When director Anthony Biggs was given a copy of the play by a friend of his who’d found it in Swansea Library, it was these themes – conflict and intolerance – that rang true, and he found it to be “especially relevant as we contemplate new conflict in the Middle East and Ukraine.”
The play was all but lost and this revival marks the first time it has been performed in the UK since the Second World War. As well as shining a light on the First World War and its aftermath, the moral questions it raises – primarily, is it worth sacrificing scores of young men in the interest of one’s country – could not have come at a more pertinent moment than in the same week MPs voted on military action in Iraq for the third time in 25 years.
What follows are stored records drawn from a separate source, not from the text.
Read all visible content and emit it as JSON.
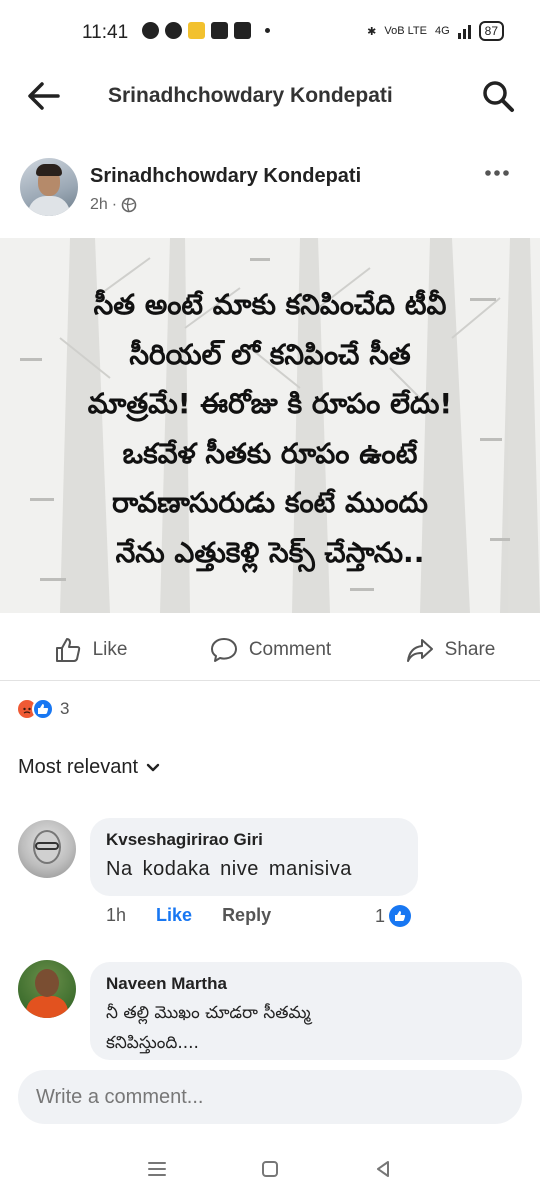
{
  "status_bar": {
    "time": "11:41",
    "network_label": "VoB LTE",
    "signal_label": "4G",
    "battery": "87"
  },
  "header": {
    "title": "Srinadhchowdary Kondepati",
    "back_icon": "back-arrow-icon",
    "search_icon": "search-icon"
  },
  "post": {
    "author": "Srinadhchowdary Kondepati",
    "time": "2h",
    "privacy_icon": "globe-icon",
    "image_text": "సీత అంటే మాకు కనిపించేది టీవీ\nసీరియల్ లో కనిపించే సీత\nమాత్రమే! ఈరోజు కి రూపం లేదు!\nఒకవేళ సీతకు రూపం ఉంటే\nరావణాసురుడు కంటే ముందు\nనేను ఎత్తుకెళ్లి సెక్స్ చేస్తాను..",
    "actions": {
      "like": "Like",
      "comment": "Comment",
      "share": "Share"
    },
    "reaction_count": "3"
  },
  "comments_section": {
    "sort_label": "Most relevant",
    "comments": [
      {
        "author": "Kvseshagirirao Giri",
        "text": "Na kodaka nive manisiva",
        "time": "1h",
        "like_label": "Like",
        "reply_label": "Reply",
        "like_count": "1"
      },
      {
        "author": "Naveen Martha",
        "text": "నీ తల్లి మొఖం చూడరా సీతమ్మ\nకనిపిస్తుంది...."
      }
    ]
  },
  "composer": {
    "placeholder": "Write a comment..."
  },
  "colors": {
    "brand_blue": "#1877f2",
    "angry_orange": "#ef5a34",
    "bubble_bg": "#f0f2f5"
  }
}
Biggs chooses to transport us back to the first half of the twentieth century, care of marvellously detailed set and costumes by Victoria Johnstone. The first act is set in 1934, in the home of Lewis and Naomi Jacklin, who idle away the hours sipping gin cocktails and discussing art on the chaise longue. Naomi, played with intrigue and an air of mystery by Sophie Ward, is involuntarily reminded of her past, firstly by the arrival of her sister Mercia, and secondly by Leonard, a young man who suffers from tuberculosis. Both talk animatedly of a man named Richard – Naomi’s lost love who died in the war.
To fill in the gaps van Druten transports us back in time, firstly to 1914, and then to 1916. The play ends back on that same evening in 1934. Van Druten makes rather obvious comparisons between past and present, this character and that. Leonard may die from his illness, we learn, which will leave a young woman, Miss Hodgson, heartbroken: Naomi, having gone through the same ordeal, consoles her.
Naomi and Mercia are a stock pair of bickering sisters who couldn’t be more different from one another: Naomi calm and poised, Mercia sullen, negative, and always, always moaning. “Your lives are based on standards that don’t mean anything to me!” Mercia cries, rather melodramatically. Their relationship risks being cliche, and Mercia risks being insufferable, but both performances go beyond that: Debra Penny as Mercia in particular turns her into a source of comedy.
Other elements are less powerful. A shift into supernatural territory at the end feels unexpected and unnecessary, but the strengths of the rest of the production more than carry it along.